■ **About this exercise**: Write out all the data again, exactly as shown.

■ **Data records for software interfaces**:
--------

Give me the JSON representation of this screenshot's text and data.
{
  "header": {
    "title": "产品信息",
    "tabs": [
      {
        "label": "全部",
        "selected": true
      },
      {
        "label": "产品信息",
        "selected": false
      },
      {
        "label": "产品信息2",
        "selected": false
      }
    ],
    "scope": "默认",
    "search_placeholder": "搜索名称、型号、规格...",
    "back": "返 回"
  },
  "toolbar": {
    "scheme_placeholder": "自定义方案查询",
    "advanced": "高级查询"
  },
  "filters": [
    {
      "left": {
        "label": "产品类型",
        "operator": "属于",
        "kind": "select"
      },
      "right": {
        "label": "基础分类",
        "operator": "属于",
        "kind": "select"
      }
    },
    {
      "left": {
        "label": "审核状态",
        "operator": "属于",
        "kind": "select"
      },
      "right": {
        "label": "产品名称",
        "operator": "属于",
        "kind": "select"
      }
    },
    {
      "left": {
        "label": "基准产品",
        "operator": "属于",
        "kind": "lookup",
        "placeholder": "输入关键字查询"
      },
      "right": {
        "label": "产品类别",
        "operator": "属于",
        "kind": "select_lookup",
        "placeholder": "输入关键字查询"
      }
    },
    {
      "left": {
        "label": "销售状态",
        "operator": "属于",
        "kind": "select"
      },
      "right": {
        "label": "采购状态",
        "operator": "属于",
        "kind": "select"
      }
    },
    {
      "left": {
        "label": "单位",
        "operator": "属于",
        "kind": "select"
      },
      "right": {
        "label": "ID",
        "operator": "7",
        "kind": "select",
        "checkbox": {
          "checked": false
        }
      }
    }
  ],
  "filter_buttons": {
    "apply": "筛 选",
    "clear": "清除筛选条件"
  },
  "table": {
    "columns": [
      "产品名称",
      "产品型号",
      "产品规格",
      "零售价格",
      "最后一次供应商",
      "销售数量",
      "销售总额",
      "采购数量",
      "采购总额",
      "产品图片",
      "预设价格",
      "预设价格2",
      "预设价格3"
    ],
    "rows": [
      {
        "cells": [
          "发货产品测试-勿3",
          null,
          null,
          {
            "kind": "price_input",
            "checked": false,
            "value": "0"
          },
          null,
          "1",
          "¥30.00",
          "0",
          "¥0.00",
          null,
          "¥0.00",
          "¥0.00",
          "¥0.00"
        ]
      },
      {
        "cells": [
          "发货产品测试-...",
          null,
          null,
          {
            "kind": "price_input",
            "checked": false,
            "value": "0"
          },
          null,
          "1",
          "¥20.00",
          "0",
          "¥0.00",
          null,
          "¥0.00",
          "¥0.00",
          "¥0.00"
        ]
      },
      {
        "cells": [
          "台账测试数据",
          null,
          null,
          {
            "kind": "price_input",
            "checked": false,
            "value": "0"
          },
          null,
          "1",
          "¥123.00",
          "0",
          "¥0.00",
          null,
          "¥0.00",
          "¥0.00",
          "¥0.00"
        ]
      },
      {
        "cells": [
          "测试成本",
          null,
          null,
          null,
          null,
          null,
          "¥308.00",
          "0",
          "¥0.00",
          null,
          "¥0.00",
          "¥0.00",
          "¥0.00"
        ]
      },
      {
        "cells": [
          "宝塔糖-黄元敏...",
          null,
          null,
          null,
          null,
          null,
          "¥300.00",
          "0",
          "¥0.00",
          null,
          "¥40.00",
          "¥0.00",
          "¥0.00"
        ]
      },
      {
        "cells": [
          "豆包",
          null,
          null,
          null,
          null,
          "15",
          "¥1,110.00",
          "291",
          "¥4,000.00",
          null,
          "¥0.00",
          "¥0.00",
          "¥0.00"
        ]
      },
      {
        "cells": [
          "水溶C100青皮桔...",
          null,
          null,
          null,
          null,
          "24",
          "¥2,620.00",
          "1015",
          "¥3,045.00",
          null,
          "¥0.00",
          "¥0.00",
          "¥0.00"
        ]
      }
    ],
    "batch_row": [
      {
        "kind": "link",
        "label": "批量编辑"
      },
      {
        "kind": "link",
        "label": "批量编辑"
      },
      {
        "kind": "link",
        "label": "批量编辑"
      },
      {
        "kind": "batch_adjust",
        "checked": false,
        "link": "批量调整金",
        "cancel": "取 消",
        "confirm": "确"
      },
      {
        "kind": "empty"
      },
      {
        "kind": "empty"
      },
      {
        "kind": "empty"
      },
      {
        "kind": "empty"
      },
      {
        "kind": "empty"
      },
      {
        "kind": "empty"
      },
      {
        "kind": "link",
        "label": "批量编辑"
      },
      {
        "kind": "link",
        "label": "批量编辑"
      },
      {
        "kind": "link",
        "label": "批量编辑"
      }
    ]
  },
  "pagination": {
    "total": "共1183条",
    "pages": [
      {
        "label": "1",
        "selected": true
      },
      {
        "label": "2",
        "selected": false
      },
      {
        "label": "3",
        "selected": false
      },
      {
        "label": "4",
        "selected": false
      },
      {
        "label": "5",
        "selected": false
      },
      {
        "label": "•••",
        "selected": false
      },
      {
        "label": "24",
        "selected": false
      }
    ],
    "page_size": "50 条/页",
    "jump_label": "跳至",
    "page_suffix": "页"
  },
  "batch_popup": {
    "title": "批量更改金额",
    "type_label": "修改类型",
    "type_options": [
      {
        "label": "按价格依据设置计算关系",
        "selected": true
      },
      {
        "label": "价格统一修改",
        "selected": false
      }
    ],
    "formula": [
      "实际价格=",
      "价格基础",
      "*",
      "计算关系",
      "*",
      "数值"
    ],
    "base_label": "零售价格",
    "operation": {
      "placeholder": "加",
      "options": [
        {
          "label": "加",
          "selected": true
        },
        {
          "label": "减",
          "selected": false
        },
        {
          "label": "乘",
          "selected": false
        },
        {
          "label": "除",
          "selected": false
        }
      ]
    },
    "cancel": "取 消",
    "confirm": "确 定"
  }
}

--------

■ **Finished exercise**:
Give me the JSON representation of this screenshot's text and data.
{
  "header": {
    "title": "产品信息",
    "tabs": [
      {
        "label": "全部",
        "selected": true
      },
      {
        "label": "产品信息",
        "selected": false
      },
      {
        "label": "产品信息2",
        "selected": false
      }
    ],
    "scope": "默认",
    "search_placeholder": "搜索名称、型号、规格...",
    "back": "返 回"
  },
  "toolbar": {
    "scheme_placeholder": "自定义方案查询",
    "advanced": "高级查询"
  },
  "filters": [
    {
      "left": {
        "label": "产品类型",
        "operator": "属于",
        "kind": "select"
      },
      "right": {
        "label": "基础分类",
        "operator": "属于",
        "kind": "select"
      }
    },
    {
      "left": {
        "label": "审核状态",
        "operator": "属于",
        "kind": "select"
      },
      "right": {
        "label": "产品名称",
        "operator": "属于",
        "kind": "select"
      }
    },
    {
      "left": {
        "label": "基准产品",
        "operator": "属于",
        "kind": "lookup",
        "placeholder": "输入关键字查询"
      },
      "right": {
        "label": "产品类别",
        "operator": "属于",
        "kind": "select_lookup",
        "placeholder": "输入关键字查询"
      }
    },
    {
      "left": {
        "label": "销售状态",
        "operator": "属于",
        "kind": "select"
      },
      "right": {
        "label": "采购状态",
        "operator": "属于",
        "kind": "select"
      }
    },
    {
      "left": {
        "label": "单位",
        "operator": "属于",
        "kind": "select"
      },
      "right": {
        "label": "ID",
        "operator": "7",
        "kind": "select",
        "checkbox": {
          "checked": false
        }
      }
    }
  ],
  "filter_buttons": {
    "apply": "筛 选",
    "clear": "清除筛选条件"
  },
  "table": {
    "columns": [
      "产品名称",
      "产品型号",
      "产品规格",
      "零售价格",
      "最后一次供应商",
      "销售数量",
      "销售总额",
      "采购数量",
      "采购总额",
      "产品图片",
      "预设价格",
      "预设价格2",
      "预设价格3"
    ],
    "rows": [
      {
        "cells": [
          "发货产品测试-勿3",
          null,
          null,
          {
            "kind": "price_input",
            "checked": false,
            "value": "0"
          },
          null,
          "1",
          "¥30.00",
          "0",
          "¥0.00",
          null,
          "¥0.00",
          "¥0.00",
          "¥0.00"
        ]
      },
      {
        "cells": [
          "发货产品测试-...",
          null,
          null,
          {
            "kind": "price_input",
            "checked": false,
            "value": "0"
          },
          null,
          "1",
          "¥20.00",
          "0",
          "¥0.00",
          null,
          "¥0.00",
          "¥0.00",
          "¥0.00"
        ]
      },
      {
        "cells": [
          "台账测试数据",
          null,
          null,
          {
            "kind": "price_input",
            "checked": false,
            "value": "0"
          },
          null,
          "1",
          "¥123.00",
          "0",
          "¥0.00",
          null,
          "¥0.00",
          "¥0.00",
          "¥0.00"
        ]
      },
      {
        "cells": [
          "测试成本",
          null,
          null,
          null,
          null,
          null,
          "¥308.00",
          "0",
          "¥0.00",
          null,
          "¥0.00",
          "¥0.00",
          "¥0.00"
        ]
      },
      {
        "cells": [
          "宝塔糖-黄元敏...",
          null,
          null,
          null,
          null,
          null,
          "¥300.00",
          "0",
          "¥0.00",
          null,
          "¥40.00",
          "¥0.00",
          "¥0.00"
        ]
      },
      {
        "cells": [
          "豆包",
          null,
          null,
          null,
          null,
          "15",
          "¥1,110.00",
          "291",
          "¥4,000.00",
          null,
          "¥0.00",
          "¥0.00",
          "¥0.00"
        ]
      },
      {
        "cells": [
          "水溶C100青皮桔...",
          null,
          null,
          null,
          null,
          "24",
          "¥2,620.00",
          "1015",
          "¥3,045.00",
          null,
          "¥0.00",
          "¥0.00",
          "¥0.00"
        ]
      }
    ],
    "batch_row": [
      {
        "kind": "link",
        "label": "批量编辑"
      },
      {
        "kind": "link",
        "label": "批量编辑"
      },
      {
        "kind": "link",
        "label": "批量编辑"
      },
      {
        "kind": "batch_adjust",
        "checked": false,
        "link": "批量调整金",
        "cancel": "取 消",
        "confirm": "确"
      },
      {
        "kind": "empty"
      },
      {
        "kind": "empty"
      },
      {
        "kind": "empty"
      },
      {
        "kind": "empty"
      },
      {
        "kind": "empty"
      },
      {
        "kind": "empty"
      },
      {
        "kind": "link",
        "label": "批量编辑"
      },
      {
        "kind": "link",
        "label": "批量编辑"
      },
      {
        "kind": "link",
        "label": "批量编辑"
      }
    ]
  },
  "pagination": {
    "total": "共1183条",
    "pages": [
      {
        "label": "1",
        "selected": true
      },
      {
        "label": "2",
        "selected": false
      },
      {
        "label": "3",
        "selected": false
      },
      {
        "label": "4",
        "selected": false
      },
      {
        "label": "5",
        "selected": false
      },
      {
        "label": "•••",
        "selected": false
      },
      {
        "label": "24",
        "selected": false
      }
    ],
    "page_size": "50 条/页",
    "jump_label": "跳至",
    "page_suffix": "页"
  },
  "batch_popup": {
    "title": "批量更改金额",
    "type_label": "修改类型",
    "type_options": [
      {
        "label": "按价格依据设置计算关系",
        "selected": true
      },
      {
        "label": "价格统一修改",
        "selected": false
      }
    ],
    "formula": [
      "实际价格=",
      "价格基础",
      "*",
      "计算关系",
      "*",
      "数值"
    ],
    "base_label": "零售价格",
    "operation": {
      "placeholder": "加",
      "options": [
        {
          "label": "加",
          "selected": true
        },
        {
          "label": "减",
          "selected": false
        },
        {
          "label": "乘",
          "selected": false
        },
        {
          "label": "除",
          "selected": false
        }
      ]
    },
    "cancel": "取 消",
    "confirm": "确 定"
  }
}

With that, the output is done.